Nearly 42,000 calls to Pennsylvania’s child abuse hotline were unanswered in 2015, according to an interim audit report released Tuesday by the state auditor general’s office. The ChildLine hotline was “constantly understaffed” last year, Auditor General Eugene DePasquale said. Twenty-two percent of all calls to ChildLine in 2015 went unanswered; nearly one-third of all calls received in 2014 and 2015 were not tracked or documented, and supervisors monitored an extremely small number of calls — only 7, or 0.005 percent, the interim report said. Calls made to ChildLine are either answered; or abandoned, meaning the caller hangs up while waiting; or they are deflected, meaning the call queue is full and so calls are immediately terminated. The ChildLine hotline and abuse registry is administered by the state Department of Human Services.
Given the disturbing nature of his findings, Auditor General Eugene DePasquale was right to issue an interim report on ChildLine.
As DePasquale noted, “even one unanswered phone call means there could be a child in a life-threatening situation who needs help.”
So the alarm had to be sounded immediately.
Ironically, that’s the very thing that’s expected now under Pennsylvania law when it comes to reporting suspected child abuse or neglect: Sound the alarm immediately.
Is the call getting answered this time around?
The Wolf administration says yes, that it is fixing a mess that it inherited.
We hope so.
Because this is a mess that’s directly affecting the well-being of children.
Imagine, if you can bear it, how many child abuse reports never were made because calls were not answered by ChildLine caseworkers. Imagine the hells lived by so many children that may have gone unchecked.
And then consider this: Advocates have been worried about ChildLine for years (it was they who pushed for an audit).
Cathleen Palm of The Center for Children’s Justice first wrote a letter of concern to state officials in 2010, after a Gov. Ed Rendell commission reported that calls were being abandoned because of long hold times “due to ChildLine operating at reduced staff levels.”
That year, 8.82 percent of calls to ChildLine were abandoned or deflected.
To be clear, that was six years and two administrations ago.
New laws, new demands
Then, in December 2013, in the wake of the horrific Jerry Sandusky child sexual abuse scandal, the first of 23 new child protection laws were passed in Pennsylvania.
Child advocates were worried then about the capacity of ChildLine to handle what they rightly predicted would be a deluge of new child abuse reports.
As the auditor general’s interim report shows, they were right to be concerned.
Last year, the longest wait time before a call eventually was abandoned was approximately 53 minutes. More than 1 in 5 of the 188,357 calls made to ChildLine were deflected or abandoned.
In February 2015, an LNP editorial expressed concern that the system was being overwhelmed by the deluge of calls, and noted that ChildLine was understaffed and experiencing a high level of turnover.

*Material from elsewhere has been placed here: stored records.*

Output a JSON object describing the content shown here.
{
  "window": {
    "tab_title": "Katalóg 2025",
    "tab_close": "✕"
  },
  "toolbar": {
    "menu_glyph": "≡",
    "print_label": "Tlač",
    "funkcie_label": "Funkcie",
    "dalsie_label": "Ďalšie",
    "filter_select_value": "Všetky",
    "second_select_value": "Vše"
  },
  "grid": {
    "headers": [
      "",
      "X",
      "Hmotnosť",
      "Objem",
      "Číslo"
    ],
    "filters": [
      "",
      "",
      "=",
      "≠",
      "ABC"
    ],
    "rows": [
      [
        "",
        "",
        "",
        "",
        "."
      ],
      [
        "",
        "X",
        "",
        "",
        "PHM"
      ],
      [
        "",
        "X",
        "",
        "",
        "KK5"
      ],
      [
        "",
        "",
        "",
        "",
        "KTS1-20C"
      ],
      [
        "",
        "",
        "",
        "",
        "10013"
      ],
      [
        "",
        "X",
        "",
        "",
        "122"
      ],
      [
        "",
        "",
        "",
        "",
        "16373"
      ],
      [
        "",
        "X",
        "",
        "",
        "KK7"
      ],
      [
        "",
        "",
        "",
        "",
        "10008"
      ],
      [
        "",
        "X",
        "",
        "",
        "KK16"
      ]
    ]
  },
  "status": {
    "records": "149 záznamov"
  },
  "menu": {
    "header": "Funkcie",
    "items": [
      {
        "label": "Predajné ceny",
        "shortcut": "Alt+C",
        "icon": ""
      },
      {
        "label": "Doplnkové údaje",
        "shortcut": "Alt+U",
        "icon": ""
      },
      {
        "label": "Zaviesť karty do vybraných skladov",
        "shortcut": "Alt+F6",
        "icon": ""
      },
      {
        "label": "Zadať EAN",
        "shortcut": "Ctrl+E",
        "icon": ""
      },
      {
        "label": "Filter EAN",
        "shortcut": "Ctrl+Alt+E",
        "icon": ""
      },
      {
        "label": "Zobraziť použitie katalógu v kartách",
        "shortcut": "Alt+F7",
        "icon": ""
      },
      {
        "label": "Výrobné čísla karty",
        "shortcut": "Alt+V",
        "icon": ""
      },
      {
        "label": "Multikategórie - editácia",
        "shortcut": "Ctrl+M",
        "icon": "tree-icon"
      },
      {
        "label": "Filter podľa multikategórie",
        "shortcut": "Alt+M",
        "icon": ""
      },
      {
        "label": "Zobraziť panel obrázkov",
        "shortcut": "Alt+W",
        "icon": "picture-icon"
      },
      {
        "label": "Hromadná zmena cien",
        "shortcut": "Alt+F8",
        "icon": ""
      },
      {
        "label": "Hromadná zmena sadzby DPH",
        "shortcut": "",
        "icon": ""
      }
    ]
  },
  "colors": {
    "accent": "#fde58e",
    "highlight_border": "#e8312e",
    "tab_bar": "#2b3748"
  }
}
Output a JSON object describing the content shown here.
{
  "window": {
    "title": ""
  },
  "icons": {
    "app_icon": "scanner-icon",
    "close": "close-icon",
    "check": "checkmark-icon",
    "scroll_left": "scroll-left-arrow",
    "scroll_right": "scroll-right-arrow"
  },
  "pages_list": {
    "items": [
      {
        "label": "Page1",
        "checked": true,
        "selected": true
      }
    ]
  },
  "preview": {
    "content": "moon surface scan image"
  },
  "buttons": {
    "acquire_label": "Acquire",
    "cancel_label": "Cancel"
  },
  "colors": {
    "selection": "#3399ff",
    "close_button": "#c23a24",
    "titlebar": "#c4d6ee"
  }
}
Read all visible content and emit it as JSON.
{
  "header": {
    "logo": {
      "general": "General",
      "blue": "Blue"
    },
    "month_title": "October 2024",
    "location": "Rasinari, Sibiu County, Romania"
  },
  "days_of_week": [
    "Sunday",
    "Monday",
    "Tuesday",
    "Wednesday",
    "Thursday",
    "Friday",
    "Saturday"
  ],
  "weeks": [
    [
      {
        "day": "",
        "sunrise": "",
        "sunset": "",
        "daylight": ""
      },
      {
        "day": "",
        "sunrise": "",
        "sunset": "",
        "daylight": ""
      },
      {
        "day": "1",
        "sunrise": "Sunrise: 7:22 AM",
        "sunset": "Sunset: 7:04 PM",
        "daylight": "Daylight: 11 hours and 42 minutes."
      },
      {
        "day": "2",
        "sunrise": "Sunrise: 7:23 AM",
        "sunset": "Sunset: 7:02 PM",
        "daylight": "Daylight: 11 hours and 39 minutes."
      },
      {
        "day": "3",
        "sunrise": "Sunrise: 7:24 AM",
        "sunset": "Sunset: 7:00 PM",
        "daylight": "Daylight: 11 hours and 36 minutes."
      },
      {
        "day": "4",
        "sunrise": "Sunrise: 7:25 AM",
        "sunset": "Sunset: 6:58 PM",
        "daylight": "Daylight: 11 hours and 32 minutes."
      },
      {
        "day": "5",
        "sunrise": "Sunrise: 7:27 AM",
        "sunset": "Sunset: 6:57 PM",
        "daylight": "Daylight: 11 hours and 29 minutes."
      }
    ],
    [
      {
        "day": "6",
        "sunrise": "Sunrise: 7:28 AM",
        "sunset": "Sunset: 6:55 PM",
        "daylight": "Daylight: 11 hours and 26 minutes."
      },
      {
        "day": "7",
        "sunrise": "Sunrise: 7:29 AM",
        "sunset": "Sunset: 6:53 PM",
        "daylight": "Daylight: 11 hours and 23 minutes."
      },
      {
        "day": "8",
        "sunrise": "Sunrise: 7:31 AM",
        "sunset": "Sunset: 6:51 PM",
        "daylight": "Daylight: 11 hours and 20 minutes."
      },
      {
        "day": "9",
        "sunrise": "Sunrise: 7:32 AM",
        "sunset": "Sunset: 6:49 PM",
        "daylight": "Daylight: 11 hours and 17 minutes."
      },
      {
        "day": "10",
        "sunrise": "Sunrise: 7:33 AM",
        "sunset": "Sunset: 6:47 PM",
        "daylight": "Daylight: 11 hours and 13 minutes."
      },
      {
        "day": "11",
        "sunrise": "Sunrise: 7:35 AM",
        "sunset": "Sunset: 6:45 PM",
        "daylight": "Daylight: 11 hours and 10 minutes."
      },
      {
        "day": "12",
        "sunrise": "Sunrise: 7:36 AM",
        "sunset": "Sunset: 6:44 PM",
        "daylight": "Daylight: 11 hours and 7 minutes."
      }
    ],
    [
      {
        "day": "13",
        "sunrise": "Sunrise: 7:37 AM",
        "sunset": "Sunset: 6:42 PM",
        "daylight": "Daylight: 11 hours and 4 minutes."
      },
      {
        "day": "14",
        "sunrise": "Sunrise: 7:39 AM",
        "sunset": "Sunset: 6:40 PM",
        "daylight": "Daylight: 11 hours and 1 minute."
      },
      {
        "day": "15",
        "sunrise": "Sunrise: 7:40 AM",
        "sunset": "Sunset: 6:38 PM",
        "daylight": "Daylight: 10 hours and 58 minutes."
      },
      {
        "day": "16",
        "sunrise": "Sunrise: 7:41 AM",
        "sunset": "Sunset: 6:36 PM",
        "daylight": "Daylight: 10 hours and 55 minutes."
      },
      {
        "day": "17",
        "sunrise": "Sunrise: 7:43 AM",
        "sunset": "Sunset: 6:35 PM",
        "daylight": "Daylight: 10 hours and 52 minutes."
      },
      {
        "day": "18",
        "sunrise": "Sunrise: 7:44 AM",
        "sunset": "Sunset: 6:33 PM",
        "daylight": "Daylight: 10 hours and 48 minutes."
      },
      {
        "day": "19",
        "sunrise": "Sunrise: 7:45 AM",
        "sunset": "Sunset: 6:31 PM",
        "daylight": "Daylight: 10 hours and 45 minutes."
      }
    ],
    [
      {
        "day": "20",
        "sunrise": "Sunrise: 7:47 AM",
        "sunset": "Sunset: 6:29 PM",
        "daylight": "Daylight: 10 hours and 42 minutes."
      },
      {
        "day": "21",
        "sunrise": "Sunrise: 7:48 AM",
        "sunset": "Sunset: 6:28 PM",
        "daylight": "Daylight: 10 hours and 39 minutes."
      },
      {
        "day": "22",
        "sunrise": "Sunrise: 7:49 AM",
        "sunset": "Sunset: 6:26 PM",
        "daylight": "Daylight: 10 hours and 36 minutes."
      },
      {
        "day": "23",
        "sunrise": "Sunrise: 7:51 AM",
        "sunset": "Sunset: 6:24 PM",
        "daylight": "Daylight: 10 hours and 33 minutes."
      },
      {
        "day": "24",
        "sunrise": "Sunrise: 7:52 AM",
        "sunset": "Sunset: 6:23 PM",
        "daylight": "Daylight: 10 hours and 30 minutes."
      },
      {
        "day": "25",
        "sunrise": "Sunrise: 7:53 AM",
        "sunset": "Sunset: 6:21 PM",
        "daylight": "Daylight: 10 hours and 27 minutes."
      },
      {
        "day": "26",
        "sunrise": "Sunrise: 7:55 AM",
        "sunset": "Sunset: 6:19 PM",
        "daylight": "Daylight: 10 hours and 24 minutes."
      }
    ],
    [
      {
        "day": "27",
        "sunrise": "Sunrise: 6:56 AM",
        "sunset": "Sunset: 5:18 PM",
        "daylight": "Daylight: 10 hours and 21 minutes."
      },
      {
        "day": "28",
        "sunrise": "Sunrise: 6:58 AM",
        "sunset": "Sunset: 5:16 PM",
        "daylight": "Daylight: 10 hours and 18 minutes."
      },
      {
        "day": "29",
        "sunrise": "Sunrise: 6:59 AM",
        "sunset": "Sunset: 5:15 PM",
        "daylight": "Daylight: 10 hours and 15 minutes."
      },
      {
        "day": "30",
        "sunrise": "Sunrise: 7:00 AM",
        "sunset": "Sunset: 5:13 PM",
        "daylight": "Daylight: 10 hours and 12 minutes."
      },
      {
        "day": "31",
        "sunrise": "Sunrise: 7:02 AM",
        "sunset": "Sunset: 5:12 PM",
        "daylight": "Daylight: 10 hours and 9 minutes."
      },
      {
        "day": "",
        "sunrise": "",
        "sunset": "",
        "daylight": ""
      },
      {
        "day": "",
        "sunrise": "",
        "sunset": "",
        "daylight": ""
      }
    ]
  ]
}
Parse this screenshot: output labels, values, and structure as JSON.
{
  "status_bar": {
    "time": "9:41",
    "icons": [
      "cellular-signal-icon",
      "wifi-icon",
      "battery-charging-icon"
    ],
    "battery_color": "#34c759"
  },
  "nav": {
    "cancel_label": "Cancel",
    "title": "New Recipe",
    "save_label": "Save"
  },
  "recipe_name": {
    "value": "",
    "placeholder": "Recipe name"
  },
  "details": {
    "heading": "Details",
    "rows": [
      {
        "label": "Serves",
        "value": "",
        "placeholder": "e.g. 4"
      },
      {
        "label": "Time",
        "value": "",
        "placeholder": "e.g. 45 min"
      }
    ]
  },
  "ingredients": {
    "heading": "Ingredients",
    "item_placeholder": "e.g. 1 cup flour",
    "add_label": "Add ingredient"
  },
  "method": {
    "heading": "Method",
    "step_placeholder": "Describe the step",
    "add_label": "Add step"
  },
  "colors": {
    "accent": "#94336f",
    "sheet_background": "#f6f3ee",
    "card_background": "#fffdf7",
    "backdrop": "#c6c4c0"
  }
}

In January of that year, an unconscionable 43 percent of calls to ChildLine were being deflected or abandoned.
On Wednesday, Ted Dallas, secretary of the DHS, told LNP that the number of deflected or abandoned calls to ChildLine had fallen from that 43 percent to 12 percent this March because of the “unprecedented resources” and energy he and his staff had put into mending the ChildLine system.
The staffing has increased by 66 percent from 48 positions to 78. The chief of staff for Children, Youth and Families now has direct oversight over ChildLine. New technology will be deployed in July, and a new system of performance monitoring will be in place in the fall.
“Twelve percent is not where we want to be,” Dallas said. “But it’s a lot better than 43 percent. ... We’re doing the best we can with the resources we have.”
He said DHS was working toward meeting a goal of 4 percent of abandoned or deflected calls.
We’re glad the numbers are moving in the right direction. But as the auditor general points out, the goal should be to get to zero abandoned or deflected calls.
It’s true that some calls may be nonessential queries about, say, the status of child abuse clearances. (And by the way, people should check the Keep Kids Safe PA website for that kind of information, and keep ChildLine free to take calls about suspected abuse.)
But among the 4 percent of dropped or abandoned calls the DHS is willing to live with, there may be a call that determines a child’s future.
Dallas said he’s asking for $1.8 million in next year’s budget to continue improving staffing and operations at ChildLine.
No one should quibble over that sum, given that, as the auditor general points out, lawmakers didn’t adequately fund ChildLine so it could meet the demands placed on it by the new child protection laws.
We laud the advocates, including Palm, who pressed for the ChildLine audit. And we appreciate that the Wolf administration seems dedicated to fixing ChildLine.
But it’s a dismaying reality that this most essential, most basic tool for ensuring the safety of children in Pennsylvania remains a work in progress.
Going forward, we hope the DHS regularly releases data showing how ChildLine is operating — or not operating.
And we anxiously await the auditor general’s final report. The more attention given to this critically important hotline and abuse registry the better.
To report suspected child abuse, call ChildLine at 800-932-0313, or go to the website: keepkidssafe.pa.gov.